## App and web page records

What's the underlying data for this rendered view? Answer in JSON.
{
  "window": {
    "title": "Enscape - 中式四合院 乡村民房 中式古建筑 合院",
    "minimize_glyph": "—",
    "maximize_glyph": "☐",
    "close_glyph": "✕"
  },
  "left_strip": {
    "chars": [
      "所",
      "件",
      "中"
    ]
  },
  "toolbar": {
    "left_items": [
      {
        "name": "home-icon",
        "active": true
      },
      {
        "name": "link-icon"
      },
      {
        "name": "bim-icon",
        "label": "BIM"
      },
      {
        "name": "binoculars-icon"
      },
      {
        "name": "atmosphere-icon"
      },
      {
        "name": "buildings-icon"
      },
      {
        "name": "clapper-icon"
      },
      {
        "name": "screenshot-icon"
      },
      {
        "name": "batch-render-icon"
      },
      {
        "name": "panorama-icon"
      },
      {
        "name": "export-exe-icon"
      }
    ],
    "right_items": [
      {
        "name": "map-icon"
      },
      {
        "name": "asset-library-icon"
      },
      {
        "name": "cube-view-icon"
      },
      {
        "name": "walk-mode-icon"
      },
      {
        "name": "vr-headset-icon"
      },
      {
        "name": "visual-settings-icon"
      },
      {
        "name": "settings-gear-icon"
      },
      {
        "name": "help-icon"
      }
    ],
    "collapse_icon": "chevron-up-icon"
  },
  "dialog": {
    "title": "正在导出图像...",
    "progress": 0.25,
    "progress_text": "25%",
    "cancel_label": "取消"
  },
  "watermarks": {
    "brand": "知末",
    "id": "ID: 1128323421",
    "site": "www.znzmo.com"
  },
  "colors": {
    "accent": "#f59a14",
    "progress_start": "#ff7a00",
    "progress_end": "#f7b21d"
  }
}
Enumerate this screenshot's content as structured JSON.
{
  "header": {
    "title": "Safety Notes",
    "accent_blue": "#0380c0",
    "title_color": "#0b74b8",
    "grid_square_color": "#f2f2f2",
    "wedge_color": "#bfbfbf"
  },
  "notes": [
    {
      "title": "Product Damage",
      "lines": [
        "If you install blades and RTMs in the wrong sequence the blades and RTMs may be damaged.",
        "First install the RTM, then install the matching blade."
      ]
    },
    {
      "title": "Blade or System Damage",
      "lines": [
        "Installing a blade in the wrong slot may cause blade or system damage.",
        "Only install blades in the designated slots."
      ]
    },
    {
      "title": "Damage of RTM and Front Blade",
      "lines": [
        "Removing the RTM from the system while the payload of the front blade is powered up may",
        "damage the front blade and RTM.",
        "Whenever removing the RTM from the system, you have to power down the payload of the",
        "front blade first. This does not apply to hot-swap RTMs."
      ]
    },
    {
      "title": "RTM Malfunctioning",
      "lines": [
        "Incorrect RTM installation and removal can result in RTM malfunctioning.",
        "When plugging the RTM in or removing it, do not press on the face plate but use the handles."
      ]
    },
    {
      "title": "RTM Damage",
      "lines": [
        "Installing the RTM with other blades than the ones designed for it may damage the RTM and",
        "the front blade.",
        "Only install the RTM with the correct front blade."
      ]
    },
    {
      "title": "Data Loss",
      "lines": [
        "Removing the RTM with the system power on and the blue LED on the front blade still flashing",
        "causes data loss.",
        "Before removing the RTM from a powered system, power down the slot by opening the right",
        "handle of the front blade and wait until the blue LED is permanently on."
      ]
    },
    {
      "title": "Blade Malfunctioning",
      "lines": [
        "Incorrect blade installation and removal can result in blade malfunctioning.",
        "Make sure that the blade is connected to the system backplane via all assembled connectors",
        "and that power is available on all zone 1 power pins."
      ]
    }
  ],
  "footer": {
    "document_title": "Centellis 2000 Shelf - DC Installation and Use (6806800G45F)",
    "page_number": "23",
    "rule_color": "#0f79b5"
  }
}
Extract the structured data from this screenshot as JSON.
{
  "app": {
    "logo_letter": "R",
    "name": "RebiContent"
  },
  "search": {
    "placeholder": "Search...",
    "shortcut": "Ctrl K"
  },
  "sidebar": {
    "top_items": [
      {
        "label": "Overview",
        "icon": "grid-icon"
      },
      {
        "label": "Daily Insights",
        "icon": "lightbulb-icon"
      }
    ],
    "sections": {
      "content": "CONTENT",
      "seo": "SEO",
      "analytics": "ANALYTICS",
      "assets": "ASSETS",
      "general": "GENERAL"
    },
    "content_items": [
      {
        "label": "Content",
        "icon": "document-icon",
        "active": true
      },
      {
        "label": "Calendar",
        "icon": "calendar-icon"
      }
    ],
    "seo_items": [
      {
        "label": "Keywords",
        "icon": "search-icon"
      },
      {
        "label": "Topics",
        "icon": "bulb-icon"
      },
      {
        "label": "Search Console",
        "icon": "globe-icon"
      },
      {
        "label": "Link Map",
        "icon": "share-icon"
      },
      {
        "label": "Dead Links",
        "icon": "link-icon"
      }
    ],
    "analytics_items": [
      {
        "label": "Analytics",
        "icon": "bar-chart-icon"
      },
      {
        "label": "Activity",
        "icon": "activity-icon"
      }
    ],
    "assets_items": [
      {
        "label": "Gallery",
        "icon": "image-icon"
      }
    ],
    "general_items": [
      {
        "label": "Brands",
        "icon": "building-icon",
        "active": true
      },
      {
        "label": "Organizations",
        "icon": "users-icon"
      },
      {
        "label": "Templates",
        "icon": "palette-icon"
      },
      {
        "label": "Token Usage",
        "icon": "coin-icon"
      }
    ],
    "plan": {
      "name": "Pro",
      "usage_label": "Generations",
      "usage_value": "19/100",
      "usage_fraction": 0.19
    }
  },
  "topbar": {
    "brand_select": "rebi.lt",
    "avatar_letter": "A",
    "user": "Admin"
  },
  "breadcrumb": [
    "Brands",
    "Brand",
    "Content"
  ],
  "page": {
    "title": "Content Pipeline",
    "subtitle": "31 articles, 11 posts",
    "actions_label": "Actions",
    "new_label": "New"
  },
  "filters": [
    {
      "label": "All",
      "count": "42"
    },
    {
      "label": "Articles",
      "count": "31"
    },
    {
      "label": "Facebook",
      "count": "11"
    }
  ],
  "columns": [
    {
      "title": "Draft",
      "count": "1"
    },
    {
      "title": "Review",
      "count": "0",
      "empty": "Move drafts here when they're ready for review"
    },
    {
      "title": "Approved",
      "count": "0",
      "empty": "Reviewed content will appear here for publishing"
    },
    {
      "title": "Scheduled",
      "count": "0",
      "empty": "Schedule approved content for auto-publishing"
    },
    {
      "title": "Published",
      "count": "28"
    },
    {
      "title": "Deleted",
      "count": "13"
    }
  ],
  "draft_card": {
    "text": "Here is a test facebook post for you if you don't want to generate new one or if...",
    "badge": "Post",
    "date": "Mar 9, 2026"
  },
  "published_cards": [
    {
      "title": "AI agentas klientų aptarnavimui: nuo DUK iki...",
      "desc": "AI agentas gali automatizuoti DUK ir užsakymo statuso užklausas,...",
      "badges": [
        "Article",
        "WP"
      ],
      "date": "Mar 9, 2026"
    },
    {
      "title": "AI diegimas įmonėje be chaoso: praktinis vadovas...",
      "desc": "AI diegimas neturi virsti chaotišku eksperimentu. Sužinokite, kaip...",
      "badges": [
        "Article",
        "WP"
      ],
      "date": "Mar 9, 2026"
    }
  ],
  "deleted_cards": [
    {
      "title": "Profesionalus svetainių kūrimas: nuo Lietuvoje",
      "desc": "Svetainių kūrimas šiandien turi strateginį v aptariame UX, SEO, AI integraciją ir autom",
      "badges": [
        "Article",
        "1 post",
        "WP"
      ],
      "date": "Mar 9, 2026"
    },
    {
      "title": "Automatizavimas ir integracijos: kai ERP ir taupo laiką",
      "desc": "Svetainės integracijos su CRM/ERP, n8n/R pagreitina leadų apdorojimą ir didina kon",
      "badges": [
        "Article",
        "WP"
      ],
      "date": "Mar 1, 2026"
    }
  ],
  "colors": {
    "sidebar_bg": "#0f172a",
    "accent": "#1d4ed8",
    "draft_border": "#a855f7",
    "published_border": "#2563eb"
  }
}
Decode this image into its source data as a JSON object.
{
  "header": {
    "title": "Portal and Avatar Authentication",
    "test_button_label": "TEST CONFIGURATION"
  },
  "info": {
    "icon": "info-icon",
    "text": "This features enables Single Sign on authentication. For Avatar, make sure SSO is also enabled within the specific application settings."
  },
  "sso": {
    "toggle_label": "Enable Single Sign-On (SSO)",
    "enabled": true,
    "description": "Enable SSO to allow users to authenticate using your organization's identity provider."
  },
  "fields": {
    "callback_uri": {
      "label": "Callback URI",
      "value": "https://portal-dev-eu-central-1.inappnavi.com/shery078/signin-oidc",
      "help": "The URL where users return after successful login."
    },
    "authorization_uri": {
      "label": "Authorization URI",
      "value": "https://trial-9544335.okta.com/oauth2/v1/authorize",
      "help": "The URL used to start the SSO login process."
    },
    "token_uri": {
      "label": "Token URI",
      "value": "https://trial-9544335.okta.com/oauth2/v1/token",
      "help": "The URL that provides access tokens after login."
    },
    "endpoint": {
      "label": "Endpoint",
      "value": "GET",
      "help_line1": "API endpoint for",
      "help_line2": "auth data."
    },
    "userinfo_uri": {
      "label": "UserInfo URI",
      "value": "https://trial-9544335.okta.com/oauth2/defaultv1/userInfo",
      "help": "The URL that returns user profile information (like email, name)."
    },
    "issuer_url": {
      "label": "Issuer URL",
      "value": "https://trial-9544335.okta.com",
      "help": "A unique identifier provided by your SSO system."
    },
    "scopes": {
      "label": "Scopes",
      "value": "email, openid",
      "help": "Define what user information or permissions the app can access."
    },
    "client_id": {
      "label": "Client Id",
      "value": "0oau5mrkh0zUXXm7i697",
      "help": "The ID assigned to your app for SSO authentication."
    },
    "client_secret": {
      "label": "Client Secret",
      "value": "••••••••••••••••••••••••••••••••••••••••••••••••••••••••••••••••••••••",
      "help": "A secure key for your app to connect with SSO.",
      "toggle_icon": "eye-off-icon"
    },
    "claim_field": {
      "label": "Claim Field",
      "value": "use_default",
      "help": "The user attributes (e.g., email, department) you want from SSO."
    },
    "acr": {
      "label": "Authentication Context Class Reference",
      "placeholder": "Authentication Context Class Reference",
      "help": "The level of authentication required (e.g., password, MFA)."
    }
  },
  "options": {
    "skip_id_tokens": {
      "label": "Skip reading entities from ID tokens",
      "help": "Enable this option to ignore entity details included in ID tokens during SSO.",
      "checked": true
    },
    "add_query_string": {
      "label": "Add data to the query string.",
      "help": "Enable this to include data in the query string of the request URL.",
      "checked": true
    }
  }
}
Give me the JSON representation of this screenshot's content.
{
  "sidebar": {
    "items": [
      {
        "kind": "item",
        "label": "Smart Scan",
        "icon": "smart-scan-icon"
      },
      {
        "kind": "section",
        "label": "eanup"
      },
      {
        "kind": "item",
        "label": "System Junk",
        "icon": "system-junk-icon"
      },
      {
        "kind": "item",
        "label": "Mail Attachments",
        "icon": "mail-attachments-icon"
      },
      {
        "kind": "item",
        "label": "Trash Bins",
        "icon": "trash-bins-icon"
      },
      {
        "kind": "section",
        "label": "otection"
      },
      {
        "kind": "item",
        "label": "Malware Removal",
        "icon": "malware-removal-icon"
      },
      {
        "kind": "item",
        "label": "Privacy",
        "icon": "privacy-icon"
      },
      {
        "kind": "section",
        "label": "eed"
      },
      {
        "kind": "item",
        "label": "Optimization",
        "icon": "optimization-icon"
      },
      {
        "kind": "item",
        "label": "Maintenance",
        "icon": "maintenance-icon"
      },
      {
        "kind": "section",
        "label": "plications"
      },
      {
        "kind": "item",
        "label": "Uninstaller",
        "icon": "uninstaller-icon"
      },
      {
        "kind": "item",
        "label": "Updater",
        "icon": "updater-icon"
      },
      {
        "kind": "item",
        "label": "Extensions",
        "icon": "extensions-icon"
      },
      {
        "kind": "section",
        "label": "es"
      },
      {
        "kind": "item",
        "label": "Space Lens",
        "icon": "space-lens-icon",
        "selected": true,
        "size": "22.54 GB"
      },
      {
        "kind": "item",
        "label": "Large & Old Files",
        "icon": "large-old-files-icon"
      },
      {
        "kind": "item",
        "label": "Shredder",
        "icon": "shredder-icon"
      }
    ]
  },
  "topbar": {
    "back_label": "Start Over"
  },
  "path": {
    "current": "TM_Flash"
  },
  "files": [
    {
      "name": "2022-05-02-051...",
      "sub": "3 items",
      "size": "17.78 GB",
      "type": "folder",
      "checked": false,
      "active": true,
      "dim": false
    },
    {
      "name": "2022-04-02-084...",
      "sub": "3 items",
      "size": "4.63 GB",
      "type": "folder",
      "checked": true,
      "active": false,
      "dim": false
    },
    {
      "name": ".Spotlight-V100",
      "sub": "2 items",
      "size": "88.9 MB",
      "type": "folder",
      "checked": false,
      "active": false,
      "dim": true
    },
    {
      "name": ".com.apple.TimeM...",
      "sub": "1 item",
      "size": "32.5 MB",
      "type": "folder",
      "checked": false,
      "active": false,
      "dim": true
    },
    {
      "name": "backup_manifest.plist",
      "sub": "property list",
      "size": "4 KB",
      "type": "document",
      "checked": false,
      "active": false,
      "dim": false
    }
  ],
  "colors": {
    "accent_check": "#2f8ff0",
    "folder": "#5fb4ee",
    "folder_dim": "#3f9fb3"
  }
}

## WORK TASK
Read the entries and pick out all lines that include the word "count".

## YOUR SOLUTION
      "count": "42"
      "count": "31"
      "count": "11"
      "count": "1"
      "count": "0",
      "count": "0",
      "count": "0",
      "count": "28"
      "count": "13"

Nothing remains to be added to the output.